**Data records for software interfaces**
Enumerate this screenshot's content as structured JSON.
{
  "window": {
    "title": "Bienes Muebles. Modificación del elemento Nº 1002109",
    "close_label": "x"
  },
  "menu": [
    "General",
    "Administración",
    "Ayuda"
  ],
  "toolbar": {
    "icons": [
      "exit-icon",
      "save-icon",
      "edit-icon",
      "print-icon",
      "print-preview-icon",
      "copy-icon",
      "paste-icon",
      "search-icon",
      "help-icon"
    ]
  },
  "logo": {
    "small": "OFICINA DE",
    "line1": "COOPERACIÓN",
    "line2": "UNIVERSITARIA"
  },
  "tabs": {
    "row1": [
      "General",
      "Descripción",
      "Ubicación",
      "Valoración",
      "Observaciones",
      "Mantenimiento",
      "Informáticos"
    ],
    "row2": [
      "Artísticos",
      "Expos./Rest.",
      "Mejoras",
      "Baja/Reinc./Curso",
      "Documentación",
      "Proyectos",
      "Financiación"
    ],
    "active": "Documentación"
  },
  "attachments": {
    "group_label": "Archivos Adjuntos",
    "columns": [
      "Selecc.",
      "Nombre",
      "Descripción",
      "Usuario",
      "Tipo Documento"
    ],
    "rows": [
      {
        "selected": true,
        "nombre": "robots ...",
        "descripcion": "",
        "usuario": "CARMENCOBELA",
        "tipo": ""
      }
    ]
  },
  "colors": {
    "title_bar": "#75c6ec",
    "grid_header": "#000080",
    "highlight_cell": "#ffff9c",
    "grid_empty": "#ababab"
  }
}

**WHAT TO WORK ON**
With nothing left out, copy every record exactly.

**COMPLETED TASK**
Enumerate this screenshot's content as structured JSON.
{
  "window": {
    "title": "Bienes Muebles. Modificación del elemento Nº 1002109",
    "close_label": "x"
  },
  "menu": [
    "General",
    "Administración",
    "Ayuda"
  ],
  "toolbar": {
    "icons": [
      "exit-icon",
      "save-icon",
      "edit-icon",
      "print-icon",
      "print-preview-icon",
      "copy-icon",
      "paste-icon",
      "search-icon",
      "help-icon"
    ]
  },
  "logo": {
    "small": "OFICINA DE",
    "line1": "COOPERACIÓN",
    "line2": "UNIVERSITARIA"
  },
  "tabs": {
    "row1": [
      "General",
      "Descripción",
      "Ubicación",
      "Valoración",
      "Observaciones",
      "Mantenimiento",
      "Informáticos"
    ],
    "row2": [
      "Artísticos",
      "Expos./Rest.",
      "Mejoras",
      "Baja/Reinc./Curso",
      "Documentación",
      "Proyectos",
      "Financiación"
    ],
    "active": "Documentación"
  },
  "attachments": {
    "group_label": "Archivos Adjuntos",
    "columns": [
      "Selecc.",
      "Nombre",
      "Descripción",
      "Usuario",
      "Tipo Documento"
    ],
    "rows": [
      {
        "selected": true,
        "nombre": "robots ...",
        "descripcion": "",
        "usuario": "CARMENCOBELA",
        "tipo": ""
      }
    ]
  },
  "colors": {
    "title_bar": "#75c6ec",
    "grid_header": "#000080",
    "highlight_cell": "#ffff9c",
    "grid_empty": "#ababab"
  }
}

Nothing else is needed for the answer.